Architect Amanda Bone and I sit down to talk over Zoom.
We are working from our respective home offices, Amanda in the bungalow in her native Bray, Co Wicklow, that she redesigned herself.
I throw a look over my shoulder in case an animal-print fur cushion hoves into view to create a cameo role for itself.
And we burst out laughing.
Amanda is thejudge fans of the hit RTÉ One show have come to know and love as the straight-talking queen of minimalism.
I tell her I wanted to impress her.
Amanda gets this a lot from fans of the ratings winner. “I do, and it’s actually great fun.

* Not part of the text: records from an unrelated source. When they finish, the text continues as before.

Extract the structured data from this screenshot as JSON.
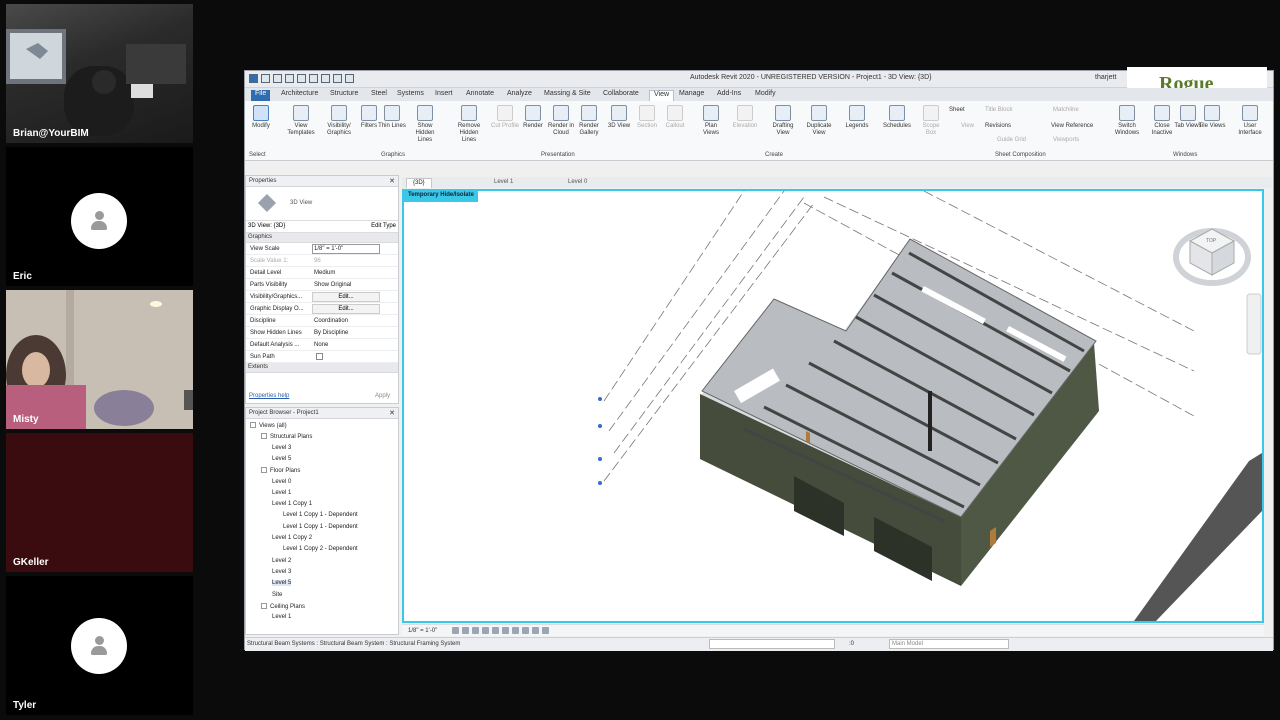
{
  "participants": [
    {
      "name": "Brian@YourBIM",
      "video": true
    },
    {
      "name": "Eric",
      "video": false
    },
    {
      "name": "Misty",
      "video": true
    },
    {
      "name": "GKeller",
      "video": false
    },
    {
      "name": "Tyler",
      "video": false
    }
  ],
  "app": {
    "title": "Autodesk Revit 2020 - UNREGISTERED VERSION - Project1 - 3D View: {3D}",
    "user": "tharjett",
    "logo_text": "Rogue"
  },
  "menu": [
    "File",
    "Architecture",
    "Structure",
    "Steel",
    "Systems",
    "Insert",
    "Annotate",
    "Analyze",
    "Massing & Site",
    "Collaborate",
    "View",
    "Manage",
    "Add-Ins",
    "Modify"
  ],
  "menu_active": "View",
  "ribbon": {
    "buttons": [
      {
        "label": "Modify"
      },
      {
        "label": "View Templates"
      },
      {
        "label": "Visibility/ Graphics"
      },
      {
        "label": "Filters"
      },
      {
        "label": "Thin Lines"
      },
      {
        "label": "Show Hidden Lines"
      },
      {
        "label": "Remove Hidden Lines"
      },
      {
        "label": "Cut Profile"
      },
      {
        "label": "Render"
      },
      {
        "label": "Render in Cloud"
      },
      {
        "label": "Render Gallery"
      },
      {
        "label": "3D View"
      },
      {
        "label": "Section"
      },
      {
        "label": "Callout"
      },
      {
        "label": "Plan Views"
      },
      {
        "label": "Elevation"
      },
      {
        "label": "Drafting View"
      },
      {
        "label": "Duplicate View"
      },
      {
        "label": "Legends"
      },
      {
        "label": "Schedules"
      },
      {
        "label": "Scope Box"
      },
      {
        "label": "Switch Windows"
      },
      {
        "label": "Close Inactive"
      },
      {
        "label": "Tab Views"
      },
      {
        "label": "Tile Views"
      },
      {
        "label": "User Interface"
      }
    ],
    "small": [
      "Sheet",
      "Title Block",
      "Matchline",
      "View",
      "Revisions",
      "View Reference",
      "Guide Grid",
      "Viewports"
    ],
    "groups": [
      "Select",
      "Graphics",
      "Presentation",
      "Create",
      "Sheet Composition",
      "Windows"
    ]
  },
  "properties": {
    "header": "Properties",
    "type": "3D View",
    "selector": "3D View: {3D}",
    "edit_type": "Edit Type",
    "section_graphics": "Graphics",
    "rows": [
      {
        "k": "View Scale",
        "v": "1/8\" = 1'-0\""
      },
      {
        "k": "Scale Value    1:",
        "v": "96"
      },
      {
        "k": "Detail Level",
        "v": "Medium"
      },
      {
        "k": "Parts Visibility",
        "v": "Show Original"
      },
      {
        "k": "Visibility/Graphics...",
        "v": "Edit..."
      },
      {
        "k": "Graphic Display O...",
        "v": "Edit..."
      },
      {
        "k": "Discipline",
        "v": "Coordination"
      },
      {
        "k": "Show Hidden Lines",
        "v": "By Discipline"
      },
      {
        "k": "Default Analysis ...",
        "v": "None"
      },
      {
        "k": "Sun Path",
        "v": ""
      }
    ],
    "section_extents": "Extents",
    "help": "Properties help",
    "apply": "Apply"
  },
  "browser": {
    "header": "Project Browser - Project1",
    "items": [
      {
        "label": "Views (all)",
        "indent": 0
      },
      {
        "label": "Structural Plans",
        "indent": 1
      },
      {
        "label": "Level 3",
        "indent": 2
      },
      {
        "label": "Level 5",
        "indent": 2
      },
      {
        "label": "Floor Plans",
        "indent": 1
      },
      {
        "label": "Level 0",
        "indent": 2
      },
      {
        "label": "Level 1",
        "indent": 2
      },
      {
        "label": "Level 1 Copy 1",
        "indent": 2
      },
      {
        "label": "Level 1 Copy 1 - Dependent",
        "indent": 3
      },
      {
        "label": "Level 1 Copy 1 - Dependent",
        "indent": 3
      },
      {
        "label": "Level 1 Copy 2",
        "indent": 2
      },
      {
        "label": "Level 1 Copy 2 - Dependent",
        "indent": 3
      },
      {
        "label": "Level 2",
        "indent": 2
      },
      {
        "label": "Level 3",
        "indent": 2
      },
      {
        "label": "Level 5",
        "indent": 2
      },
      {
        "label": "Site",
        "indent": 2
      },
      {
        "label": "Ceiling Plans",
        "indent": 1
      },
      {
        "label": "Level 1",
        "indent": 2
      }
    ],
    "selected": 14
  },
  "view_tabs": [
    "{3D}",
    "Level 1",
    "Level 0"
  ],
  "viewport": {
    "temp_isolate": "Temporary Hide/Isolate",
    "viewcube_label": "TOP"
  },
  "viewbar": {
    "scale": "1/8\" = 1'-0\""
  },
  "status": {
    "message": "Structural Beam Systems : Structural Beam System : Structural Framing System",
    "coord": ":0",
    "model": "Main Model"
  },
  "colors": {
    "viewport_border": "#39c8e8",
    "file_tab": "#2f6cb0",
    "wall": "#4a5240"
  }
}
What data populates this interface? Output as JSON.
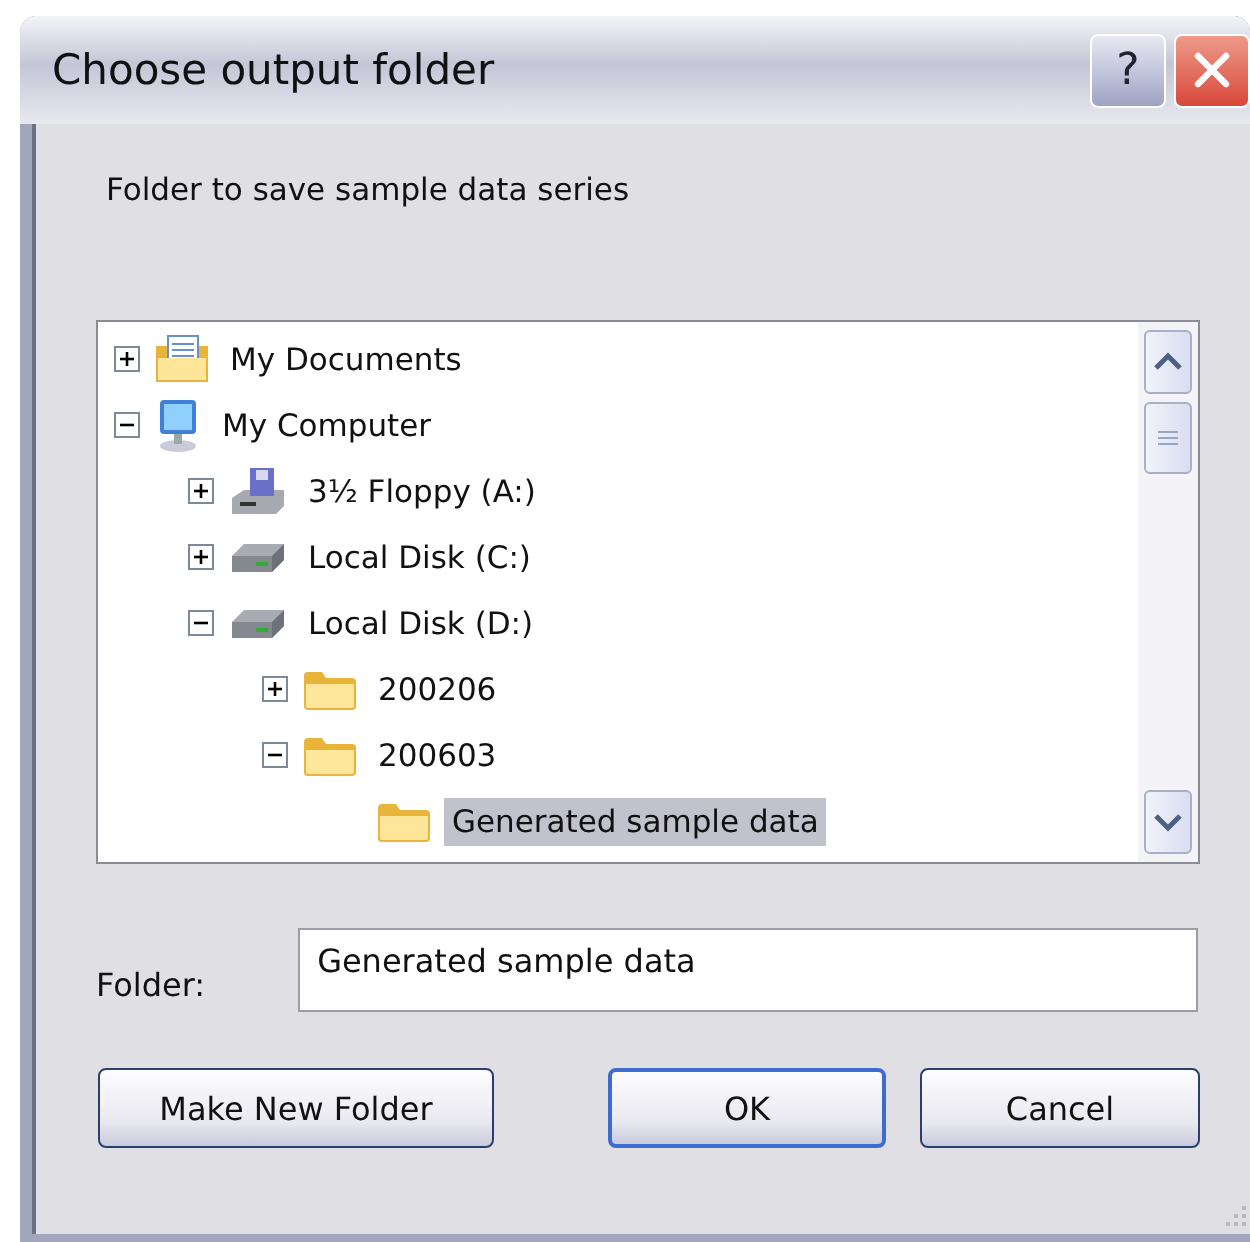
{
  "window": {
    "title": "Choose output folder",
    "controls": [
      "?"
    ]
  },
  "instruction": "Folder to save sample data series",
  "tree": [
    {
      "label": "My Documents",
      "kind": "documents",
      "expanded": false,
      "selected": false
    },
    {
      "label": "My Computer",
      "kind": "computer",
      "expanded": true,
      "selected": false,
      "children": [
        {
          "label": "3½ Floppy (A:)",
          "kind": "floppy",
          "expanded": false,
          "selected": false
        },
        {
          "label": "Local Disk (C:)",
          "kind": "disk",
          "expanded": false,
          "selected": false
        },
        {
          "label": "Local Disk (D:)",
          "kind": "disk",
          "expanded": true,
          "selected": false,
          "children": [
            {
              "label": "200206",
              "kind": "folder",
              "expanded": false,
              "selected": false
            },
            {
              "label": "200603",
              "kind": "folder",
              "expanded": true,
              "selected": false,
              "children": [
                {
                  "label": "Generated sample data",
                  "kind": "folder",
                  "selected": true
                }
              ]
            }
          ]
        }
      ]
    }
  ],
  "folder_field": {
    "label": "Folder:",
    "value": "Generated sample data"
  },
  "buttons": [
    {
      "label": "Make New Folder",
      "default": false
    },
    {
      "label": "OK",
      "default": true
    },
    {
      "label": "Cancel",
      "default": false
    }
  ]
}
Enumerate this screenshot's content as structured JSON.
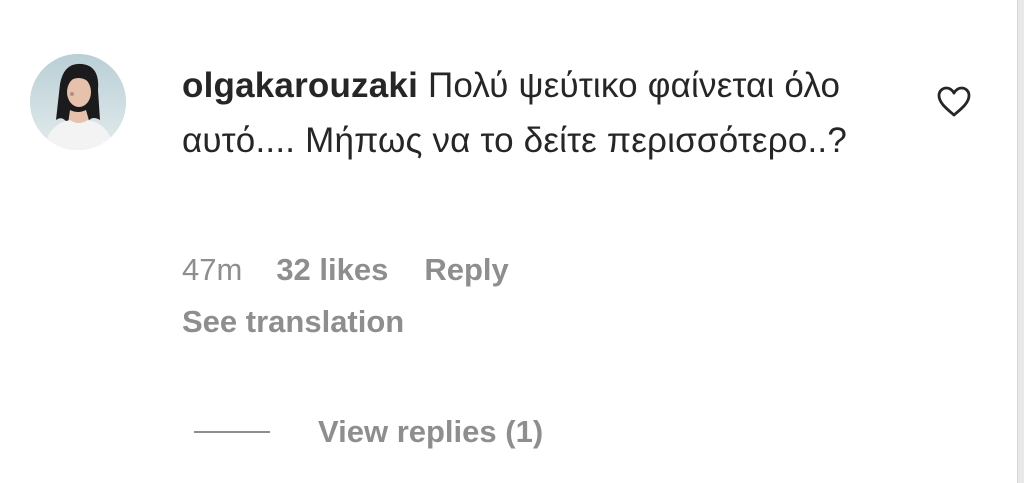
{
  "comment": {
    "avatar": "user-avatar",
    "username": "olgakarouzaki",
    "text": "Πολύ ψεύτικο φαίνεται όλο αυτό.... Μήπως να το δείτε περισσότερο..?",
    "like_icon": "heart-outline-icon"
  },
  "meta": {
    "age": "47m",
    "likes": "32 likes",
    "reply": "Reply",
    "see_translation": "See translation"
  },
  "replies": {
    "view_label": "View replies (1)"
  },
  "colors": {
    "primary_text": "#262626",
    "secondary_text": "#8e8e8e"
  }
}
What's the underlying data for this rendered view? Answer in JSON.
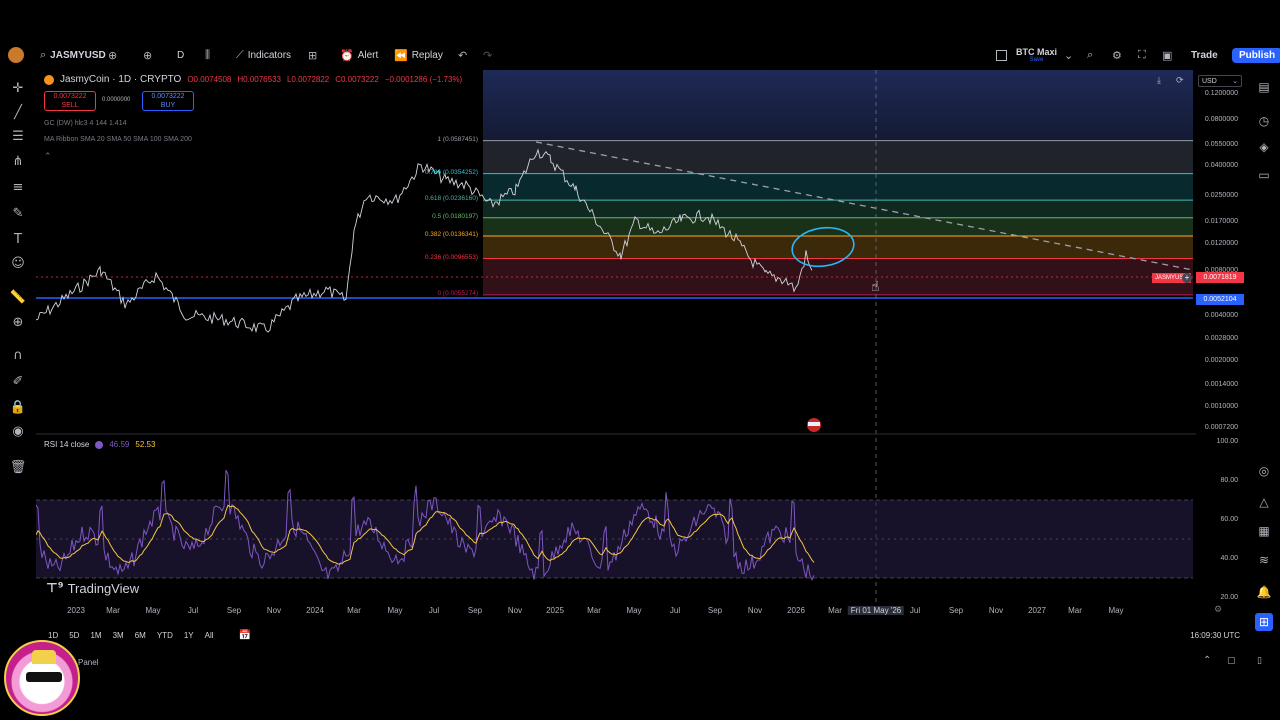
{
  "topbar": {
    "symbol": "JASMYUSD",
    "interval": "D",
    "indicators_label": "Indicators",
    "alert_label": "Alert",
    "replay_label": "Replay",
    "layout_name": "BTC Maxi",
    "layout_sub": "Save",
    "trade_label": "Trade",
    "publish_label": "Publish"
  },
  "legend": {
    "title": "JasmyCoin · 1D · CRYPTO",
    "o": "O0.0074508",
    "h": "H0.0076533",
    "l": "L0.0072822",
    "c": "C0.0073222",
    "chg": "−0.0001286 (−1.73%)",
    "sell_price": "0.0073222",
    "sell_label": "SELL",
    "spread": "0.0000000",
    "buy_price": "0.0073222",
    "buy_label": "BUY",
    "ind1": "GC (DW) hlc3 4 144 1.414",
    "ind2": "MA Ribbon SMA 20 SMA 50 SMA 100 SMA 200"
  },
  "fib_levels": [
    {
      "label": "1 (0.0587451)",
      "price": 0.0587451
    },
    {
      "label": "0.786 (0.0354252)",
      "price": 0.0354252
    },
    {
      "label": "0.618 (0.0236160)",
      "price": 0.023616
    },
    {
      "label": "0.5 (0.0180197)",
      "price": 0.0180197
    },
    {
      "label": "0.382 (0.0136341)",
      "price": 0.0136341
    },
    {
      "label": "0.236 (0.0096553)",
      "price": 0.0096553
    },
    {
      "label": "0 (0.0055274)",
      "price": 0.0055274
    }
  ],
  "price_axis": {
    "currency": "USD",
    "ticks": [
      "0.1200000",
      "0.0800000",
      "0.0550000",
      "0.0400000",
      "0.0250000",
      "0.0170000",
      "0.0120000",
      "0.0080000",
      "0.0040000",
      "0.0028000",
      "0.0020000",
      "0.0014000",
      "0.0010000",
      "0.0007200"
    ],
    "current_label": "JASMYUSD",
    "current_value": "0.0071819",
    "support_value": "0.0052104"
  },
  "rsi": {
    "title": "RSI 14 close",
    "value1": "46.59",
    "value2": "52.53",
    "ticks": [
      "100.00",
      "80.00",
      "60.00",
      "40.00",
      "20.00"
    ]
  },
  "time_axis": {
    "labels": [
      "2023",
      "Mar",
      "May",
      "Jul",
      "Sep",
      "Nov",
      "2024",
      "Mar",
      "May",
      "Jul",
      "Sep",
      "Nov",
      "2025",
      "Mar",
      "May",
      "Jul",
      "Sep",
      "Nov",
      "2026",
      "Mar",
      "Jul",
      "Sep",
      "Nov",
      "2027",
      "Mar",
      "May"
    ],
    "crosshair": "Fri 01 May '26"
  },
  "bottom": {
    "ranges": [
      "1D",
      "5D",
      "1M",
      "3M",
      "6M",
      "YTD",
      "1Y",
      "All"
    ],
    "time": "16:09:30 UTC",
    "panel_label": "Panel"
  },
  "watermark": "TradingView",
  "colors": {
    "bg": "#000000",
    "accent": "#2962ff",
    "rsi_line": "#7e57c2",
    "rsi_ma": "#f5c542",
    "fib_red": "#f23645",
    "support": "#2962ff"
  }
}
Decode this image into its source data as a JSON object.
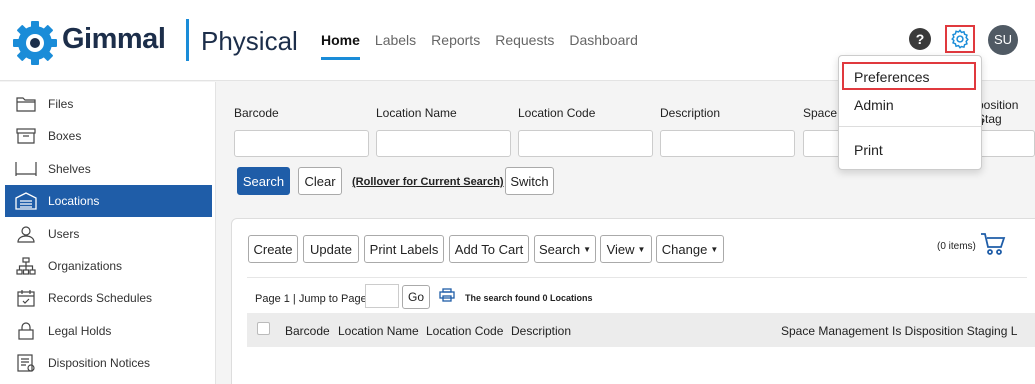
{
  "header": {
    "brand": "Gimmal",
    "product": "Physical",
    "nav": [
      "Home",
      "Labels",
      "Reports",
      "Requests",
      "Dashboard"
    ],
    "active_nav": "Home",
    "help_label": "?",
    "avatar_initials": "SU",
    "accent_color": "#1a8cd8"
  },
  "sidebar": {
    "items": [
      {
        "label": "Files",
        "icon": "folder-icon"
      },
      {
        "label": "Boxes",
        "icon": "box-icon"
      },
      {
        "label": "Shelves",
        "icon": "shelf-icon"
      },
      {
        "label": "Locations",
        "icon": "warehouse-icon",
        "active": true
      },
      {
        "label": "Users",
        "icon": "user-icon"
      },
      {
        "label": "Organizations",
        "icon": "org-chart-icon"
      },
      {
        "label": "Records Schedules",
        "icon": "calendar-icon"
      },
      {
        "label": "Legal Holds",
        "icon": "lock-icon"
      },
      {
        "label": "Disposition Notices",
        "icon": "notice-icon"
      }
    ]
  },
  "filters": {
    "fields": [
      "Barcode",
      "Location Name",
      "Location Code",
      "Description",
      "Space M",
      "position Stag"
    ],
    "field_extra": "n",
    "search_label": "Search",
    "clear_label": "Clear",
    "rollover_label": "(Rollover for Current Search)",
    "switch_label": "Switch"
  },
  "toolbar": {
    "create": "Create",
    "update": "Update",
    "print_labels": "Print Labels",
    "add_to_cart": "Add To Cart",
    "search": "Search",
    "view": "View",
    "change": "Change",
    "items_count": "(0 items)"
  },
  "pager": {
    "text": "Page 1 | Jump to Page:",
    "go": "Go",
    "status": "The search found 0 Locations"
  },
  "table": {
    "columns": [
      "Barcode",
      "Location Name",
      "Location Code",
      "Description",
      "Space Management",
      "Is Disposition Staging L"
    ]
  },
  "settings_menu": {
    "items": [
      "Preferences",
      "Admin",
      "Print"
    ],
    "highlight_color": "#e0393e"
  }
}
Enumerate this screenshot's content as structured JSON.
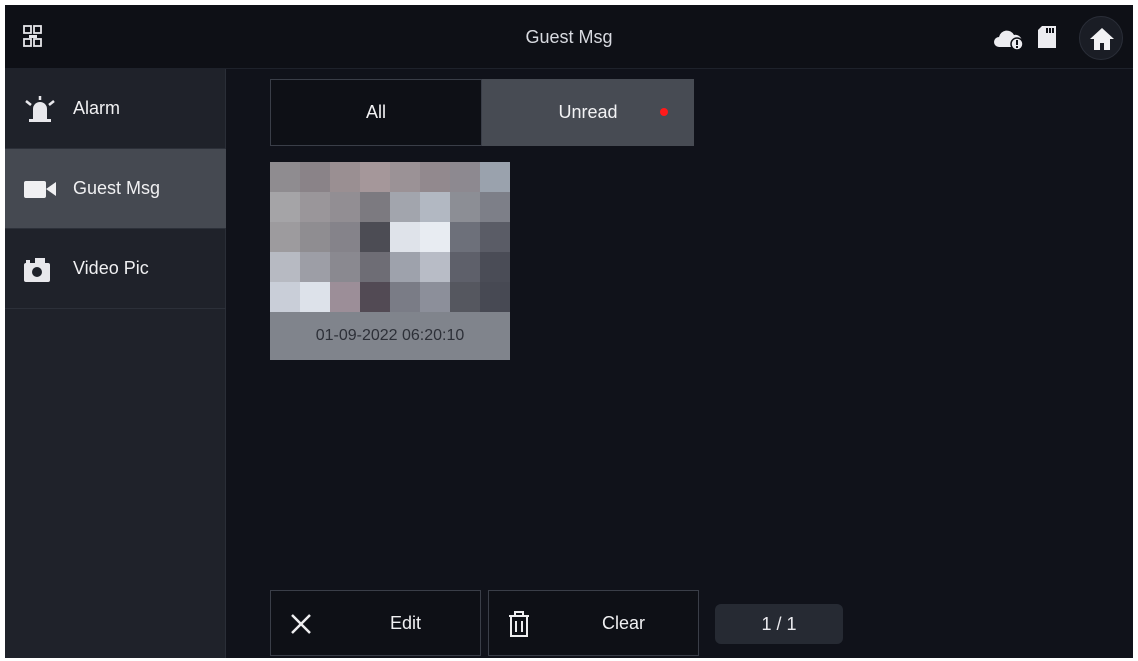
{
  "header": {
    "title": "Guest Msg",
    "icons": [
      "network-icon",
      "cloud-alert-icon",
      "sd-card-icon",
      "home-icon"
    ]
  },
  "sidebar": {
    "items": [
      {
        "label": "Alarm",
        "icon": "alarm-bell-icon",
        "active": false
      },
      {
        "label": "Guest Msg",
        "icon": "video-camera-icon",
        "active": true
      },
      {
        "label": "Video Pic",
        "icon": "camera-icon",
        "active": false
      }
    ]
  },
  "tabs": [
    {
      "label": "All",
      "active": false
    },
    {
      "label": "Unread",
      "active": true,
      "has_new": true
    }
  ],
  "messages": [
    {
      "timestamp": "01-09-2022 06:20:10",
      "thumbnail": "pixelated-snapshot"
    }
  ],
  "toolbar": {
    "edit_label": "Edit",
    "clear_label": "Clear",
    "page_indicator": "1 / 1"
  },
  "colors": {
    "background": "#10121a",
    "sidebar": "#1f222a",
    "active_item": "#454951",
    "unread_dot": "#ff1a1a"
  }
}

I swim, and somebody waved at me, like, four lanes over and got into the lane with me and we must have talked about her kitchen for about 45 minutes,” she says.
Her love-it-or-hate-it approach to architecture and interior design chimes with me. “I can’t lie, I’m so honest,” she admits.
When the ninth series screens from February 14, Amanda will explore residences across the land in her third stint as a judge, alongside longtime judge and fellow architect Hugh Wallace and interior designer Sara Cosgrove.
“It’s just a blast,” says Amanda.
A longtime fan prior to joining the production, she enjoys the contrast filming offers to her day-to-day work — wicker furniture and all.
Because the banter famously included Hugh Wallace asking her if she wanted “a spoon of sugar” when she declared her abhorrence on camera of a certain type of outdoor furniture in one episode. “I was actually bawling laughing; there were tears streaming down my face laughing,” she says.
“They totally wind me up behind the scenes.
Was Amanda always partial to a clean, uncluttered aesthetic? “Yes. I was fortunate to grow up in a Victorian property with very high ceilings, very generous rooms.
"As I grew older I started studying architecture and when I was exposed to minimalist interiors my interest grew,” she says.
“Also, I am a very claustrophobic person; I cannot deal with a messy space — I get very stressed, it has a really strong impact on how I feel.
"But it also comes down to the scale and the proportion of the rooms and their ceiling height. Sometimes I don’t notice the clutter if the space itself is well-designed.”
As for her onscreen confessions about that garden seating and table, Amanda is gleefully self-deprecating. “Actually, the homeowners were great sports, we’re pals on social media. And, I have a photo of myself in my parents’ house sitting outside — not only is there wicker furniture but wicker blinds, wicker everywhere, it’s like me in a mass of wicker, and I hadn’t even noticed.”
Over the years Amanda has lived in Dublin, Paris, New York and northern Spain. “And then five years ago this week, I moved back to Bray,” she says.
“I now live three minutes from the sea. I think when you grow up by the sea you don’t forget that freedom and openness.”
It was her passion for sea swimming that partly drew her back to Co Wicklow, where she lives with her partner, who is also an architect.
She had owned her bungalow and rented it out, then over a period of two years, redesigned it. “I ended up only keeping two walls,” she says.
“It’s a modest house, built in the 1990s.”
Amanda owns her own company, Amanda Bone Architects, which specialises in designing homes, as well as the conservation and refurbishment of protected structures, and commercial work. (She also teaches at the Dublin School of Architecture, Technological University Dublin.)
For her own home, Amanda increased the energy rating from E to B1 and working with John Ryan, of BuildXJR, added an extension.
“The orientation is southwest and east facing and there is a view of Bray Head,” adds Amanda.
She reconfigured the layout, which opens up to the garden — a connection she relishes. The extension features a second living room, now functioning as a home office, which can be closed off by recessed glazed sliding doors.
Amanda adores art (both painting and drawing herself, and collecting arwork) and reading and uses white walls and ceilings as well as flush storage to create a sense of spaciousness and a backdrop for her collection of books and contemporary paintings and sculptures.
“When it came to filling out my CAO form, architecture with the only thing I wanted to put on it," she says.
What is Amanda's key advice? “Good design encompasses everything,” she says.
“Make the most of what you have and understand the type of home that you have and how to deal with its limitations.
“When I’m asked if there’s anything in my home that would surprise anyone, I have to say no.
"I’ve never had the luxury myself of living in overly generous-sized homes. Anything I ever bring into my home is considered — there isn’t a place or space in my home for anything that isn’t.”
- starts on RTÉ One this Tuesday, February 14, at 8.30pm